Continuing through June 28, 2015
El Anatsui is an African artist who shares time between his childhood home in Ghana and Nigeria. He is a mature artist whose artistic sensibility can be traced to the 1960’s and 70’s, when painters, sculptors and installation artists experimented with what had previously been regarded as non-art materials. The artist takes this aesthetic ethos about as far as possible, working with a combination of thousands of liquor bottle labels, bottle caps, wire ties and round tin can tops that are wire stitched, then fastened together with copper wire. The sheer massive size of these textile-like wall works make them immersive. Though the backstory of the work speaks of the cultural, economic, and social issues of colonialism, globalism, waste and consumerism, we are mostly caught up in the works' sheer visceral presence.
Together with their size, shimmering and flowing patterns of gold, silver, red, blue and brown colors weave through each piece. There is also a series of oversized "Wastepaper Bags" (five to eight feet, made of aluminum and newspaper) that speak to the problem of waste recycling. Two additional rooms are devoted to El Anatsui’s drawings and wooden wall reliefs with metal and paint. The artist carves and scorches with chainsaws and routers to gouge, torch and mark the many previously used wooden slats. These make reference to contemporary abstract visual systems of communication, as well as to the ancestry of the African people. Though complex in their compositional elements, there is a particular directness and raw simplicity in these wood reliefs that is missing in the massive wall tapestries. It is interesting to note that these massive works are created with the help of about thirty assistants.

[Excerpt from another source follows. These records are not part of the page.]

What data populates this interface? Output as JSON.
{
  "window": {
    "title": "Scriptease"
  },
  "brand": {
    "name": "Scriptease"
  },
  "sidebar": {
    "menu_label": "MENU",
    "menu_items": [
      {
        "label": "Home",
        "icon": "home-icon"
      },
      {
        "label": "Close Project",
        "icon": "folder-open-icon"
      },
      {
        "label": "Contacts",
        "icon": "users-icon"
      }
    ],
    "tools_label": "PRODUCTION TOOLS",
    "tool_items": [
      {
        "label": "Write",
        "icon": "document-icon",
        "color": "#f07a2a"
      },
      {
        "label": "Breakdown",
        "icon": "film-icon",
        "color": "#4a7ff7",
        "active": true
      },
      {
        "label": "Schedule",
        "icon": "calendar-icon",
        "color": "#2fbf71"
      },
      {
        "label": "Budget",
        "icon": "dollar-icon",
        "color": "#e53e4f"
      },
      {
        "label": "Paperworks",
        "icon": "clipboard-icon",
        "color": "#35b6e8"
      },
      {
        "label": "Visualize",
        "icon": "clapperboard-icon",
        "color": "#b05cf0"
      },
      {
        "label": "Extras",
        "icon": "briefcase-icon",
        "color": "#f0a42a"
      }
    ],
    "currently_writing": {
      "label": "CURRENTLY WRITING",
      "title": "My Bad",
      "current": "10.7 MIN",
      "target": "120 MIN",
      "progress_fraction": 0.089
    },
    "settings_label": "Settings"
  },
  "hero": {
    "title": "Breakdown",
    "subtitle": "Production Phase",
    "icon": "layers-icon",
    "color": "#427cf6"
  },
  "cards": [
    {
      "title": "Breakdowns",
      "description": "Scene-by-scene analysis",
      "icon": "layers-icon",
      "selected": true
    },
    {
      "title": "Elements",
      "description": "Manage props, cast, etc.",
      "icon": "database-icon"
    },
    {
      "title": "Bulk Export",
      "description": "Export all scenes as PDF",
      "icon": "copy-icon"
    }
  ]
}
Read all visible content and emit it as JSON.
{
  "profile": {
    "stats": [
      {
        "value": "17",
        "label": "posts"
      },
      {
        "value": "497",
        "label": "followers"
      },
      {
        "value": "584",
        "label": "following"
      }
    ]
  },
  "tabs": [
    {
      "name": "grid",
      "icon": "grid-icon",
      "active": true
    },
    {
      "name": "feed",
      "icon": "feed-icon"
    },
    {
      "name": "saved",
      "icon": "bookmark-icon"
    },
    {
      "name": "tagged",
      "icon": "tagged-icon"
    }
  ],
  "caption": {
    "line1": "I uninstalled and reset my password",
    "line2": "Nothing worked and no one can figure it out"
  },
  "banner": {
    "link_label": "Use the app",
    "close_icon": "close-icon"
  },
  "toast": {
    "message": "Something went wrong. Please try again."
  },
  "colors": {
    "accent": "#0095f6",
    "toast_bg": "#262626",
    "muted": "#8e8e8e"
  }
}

When they are hung in the various museums and other venues in which they are exhibited, the installers are free to manipulate these cloth-like metal works and hang them as they desire. This ‘global collaboration’ is entirely consistent with the underlying spirit of his work.
Published Courtesy of ArtSceneCal ©2015